Friday, September 10, 2010

Ryan Humphrey exhibition at Galapagos, Brooklyn

'Mother Fucker'
By Ryan Humphrey, 2008
Metal, pop rivets, wood
42" x 60"

I'm hedging my bets with this and the previous post, given the time of year.

A Kitchen of Clouds

It's that time again... September 11th.

For such a truly appalling day, I am surprised that memories of the suicide terrorist attack have faded as much as they seem to. Indeed, today's New York Times could not remember the order in which the towers collapsed! A correction was published online, stating: "And the article misstated the order in which the World Trade Center towers fell. The south tower fell first, not the north tower." Oh dear.

The correction came with a story of how before September 11th, 2001, there was a Muslim prayer room on the 17th floor of the south tower. This is significant because some Muslim guy plans to open a mosque and interfaith interpretive center near to Ground Zero. This "Ground Zero" mosque has caused America's collective moron to stumble out of the Texas Fried Coon 'n' Grease Saloon and into the studios of Fox TV to spout.

Wild words have flared across the airwaves; a Florida preacher with a congregation of maybe 50 people has grabbed the headlines by threatening to burn copies of the Koran on live TV. The cast of characters in this silliness now includes Donald Trump, Michael Bloomberg and President Obama, but I can't even be bothered to explain who, what and why.

I want to say that I oppose the mosque. If we are to consistent, let's oppose the other equally backward and superstitious shrines to mumbo-jumbo, the Catholic and other Churches, and any synagogues or temples, which are already all around the WTC site in abundance. A religious America somehow brings this great and crazy country down to the same level as religious nuts everywhere. Wouldn't an atheistic U.S.A. totally scare the world silly?
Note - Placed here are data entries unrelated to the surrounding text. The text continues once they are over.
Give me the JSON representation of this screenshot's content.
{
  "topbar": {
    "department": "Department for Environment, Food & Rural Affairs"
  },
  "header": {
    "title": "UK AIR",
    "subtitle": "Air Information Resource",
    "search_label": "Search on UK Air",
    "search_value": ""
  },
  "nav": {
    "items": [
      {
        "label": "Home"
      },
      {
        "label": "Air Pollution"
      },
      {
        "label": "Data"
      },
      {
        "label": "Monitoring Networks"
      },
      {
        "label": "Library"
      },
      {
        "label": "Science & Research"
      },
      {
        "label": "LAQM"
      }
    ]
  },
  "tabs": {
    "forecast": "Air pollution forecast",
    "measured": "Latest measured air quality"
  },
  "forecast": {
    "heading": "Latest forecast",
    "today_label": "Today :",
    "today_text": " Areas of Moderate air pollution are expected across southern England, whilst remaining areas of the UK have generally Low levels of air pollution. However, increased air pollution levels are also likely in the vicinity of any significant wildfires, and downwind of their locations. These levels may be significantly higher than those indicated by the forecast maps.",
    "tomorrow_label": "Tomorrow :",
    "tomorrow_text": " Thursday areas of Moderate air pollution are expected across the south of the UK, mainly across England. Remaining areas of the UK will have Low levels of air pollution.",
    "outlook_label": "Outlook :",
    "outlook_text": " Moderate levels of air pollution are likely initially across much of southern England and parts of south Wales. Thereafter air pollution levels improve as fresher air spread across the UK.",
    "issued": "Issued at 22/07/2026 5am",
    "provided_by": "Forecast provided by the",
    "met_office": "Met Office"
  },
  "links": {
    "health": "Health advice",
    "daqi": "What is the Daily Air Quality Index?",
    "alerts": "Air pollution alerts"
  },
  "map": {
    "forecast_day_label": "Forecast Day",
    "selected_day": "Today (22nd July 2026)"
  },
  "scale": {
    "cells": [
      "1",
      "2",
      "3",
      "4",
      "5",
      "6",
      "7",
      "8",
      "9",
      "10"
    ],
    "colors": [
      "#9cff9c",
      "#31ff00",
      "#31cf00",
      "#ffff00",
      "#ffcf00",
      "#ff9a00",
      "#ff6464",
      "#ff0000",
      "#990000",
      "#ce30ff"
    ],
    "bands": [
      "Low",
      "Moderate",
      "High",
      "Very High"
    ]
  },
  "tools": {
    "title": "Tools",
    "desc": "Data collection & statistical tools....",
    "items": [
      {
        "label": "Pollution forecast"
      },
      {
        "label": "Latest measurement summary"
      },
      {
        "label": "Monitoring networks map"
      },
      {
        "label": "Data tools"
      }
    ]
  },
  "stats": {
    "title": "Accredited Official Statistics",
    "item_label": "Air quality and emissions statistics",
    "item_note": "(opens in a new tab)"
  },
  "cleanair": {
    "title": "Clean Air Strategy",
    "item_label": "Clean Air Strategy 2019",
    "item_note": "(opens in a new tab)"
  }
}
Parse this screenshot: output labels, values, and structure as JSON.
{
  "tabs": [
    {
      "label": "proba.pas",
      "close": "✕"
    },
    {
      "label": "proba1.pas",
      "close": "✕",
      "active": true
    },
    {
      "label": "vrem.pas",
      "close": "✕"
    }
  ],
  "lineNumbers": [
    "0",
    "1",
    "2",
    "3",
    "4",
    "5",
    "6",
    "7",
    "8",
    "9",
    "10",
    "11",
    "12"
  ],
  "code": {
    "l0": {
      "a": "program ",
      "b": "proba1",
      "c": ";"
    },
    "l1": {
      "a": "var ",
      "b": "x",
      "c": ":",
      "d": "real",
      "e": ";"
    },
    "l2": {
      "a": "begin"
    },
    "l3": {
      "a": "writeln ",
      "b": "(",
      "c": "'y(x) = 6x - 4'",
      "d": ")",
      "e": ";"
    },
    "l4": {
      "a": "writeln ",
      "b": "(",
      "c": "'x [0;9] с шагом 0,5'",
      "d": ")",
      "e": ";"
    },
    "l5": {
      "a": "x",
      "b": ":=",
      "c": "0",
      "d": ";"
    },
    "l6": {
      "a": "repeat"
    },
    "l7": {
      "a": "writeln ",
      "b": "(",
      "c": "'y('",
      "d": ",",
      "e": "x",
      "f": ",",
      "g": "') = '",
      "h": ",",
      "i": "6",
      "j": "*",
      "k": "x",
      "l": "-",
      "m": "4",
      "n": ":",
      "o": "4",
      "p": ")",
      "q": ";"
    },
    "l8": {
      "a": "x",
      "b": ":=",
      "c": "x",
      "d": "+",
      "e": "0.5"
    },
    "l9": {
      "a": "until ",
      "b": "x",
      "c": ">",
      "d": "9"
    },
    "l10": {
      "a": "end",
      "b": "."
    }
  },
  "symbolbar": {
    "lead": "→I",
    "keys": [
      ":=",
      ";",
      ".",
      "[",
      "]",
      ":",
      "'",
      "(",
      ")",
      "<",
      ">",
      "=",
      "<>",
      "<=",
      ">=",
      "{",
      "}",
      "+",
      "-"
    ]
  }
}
Returning to Ground Zero for a moment: does anyone remember the priest who claimed to have found a couple of steel girders in the WTC wreckage in the shape of a cross, saying his find had to be a miracle... Incredible: in a building which was held aloft by steel forged into probably millions of 90 degree angles, that priest found girders forming the shape of a cross!

And what miracle was this anyway, finding a futile wee cross after the planes had hit, after the towers had fallen, as the terrorists' pals cheered, as Cheney licked his lips? A miracle might have been a huge hand plucking each plane out of the sky, setting it down softly on the ground, admonishing the hijackers, Go, sin no more.

Apt or not, I quote in full, "Riding the Elevator into the Sky," (below; thanks MUG), and also mention a new book (image above).

Riding the Elevator Into the Sky

By Anne Sexton (1975)

As the fireman said:
Don't book a room over the fifth floor
in any hotel in New York.
They have ladders that will reach further
but no one will climb them.
As the New York Times said:
The elevator always seeks out
the floor of the fire
and automatically opens
and won't shut.
These are the warnings
that you must forget
if you're climbing out of yourself.
If you're going to smash into the sky.

Many times I've gone past
the fifth floor,
cranking upward,
but only once
have I gone all the way up.
Sixtieth floor:
small plants and swans bending
into their grave.
Floor two hundred:
mountains with the patience of a cat,
silence wearing its sneakers.
Floor five hundred:
messages and letters centuries old,
birds to drink,
a kitchen of clouds.
Floor six thousand:
the stars,
skeletons on fire,
their arms singing.
And a key,
a very large key,
that opens something —
some useful door —
somewhere —
up there.

Author of Manhattan Skyscrapers (book cover image at top) Eric Nash will speak September 21st at 630pm at the Skyscraper Museum, 39 Battery Place, NYC.

Sunday, September 05, 2010

She's Blind So Mind Out In Case She Falls On Top of You

Photo of 'Justice is Blind' statue outside U.S. Federal Courthouse, Newark, N.J. by Brooklyn Bridge Baby.

Poem for Today, Sept 5th, 2010



Those blessèd structures, plot and rhyme—
why are they no help to me now
I want to make
something imagined, not recalled?
I hear the noise of my own voice:
The painter’s vision is not a lens,
it trembles to caress the light.
But sometimes everything I write
with the threadbare art of my eye
seems a snapshot,
lurid, rapid, garish, grouped,
heightened from life,
yet paralyzed by fact.
All’s misalliance.

Yet why not say what happened?
Pray for the grace of accuracy
Vermeer gave to the sun’s illumination
stealing like the tide across a map
to his girl solid with yearning.
We are poor passing facts,
warned by that to give
each figure in the photograph
his living name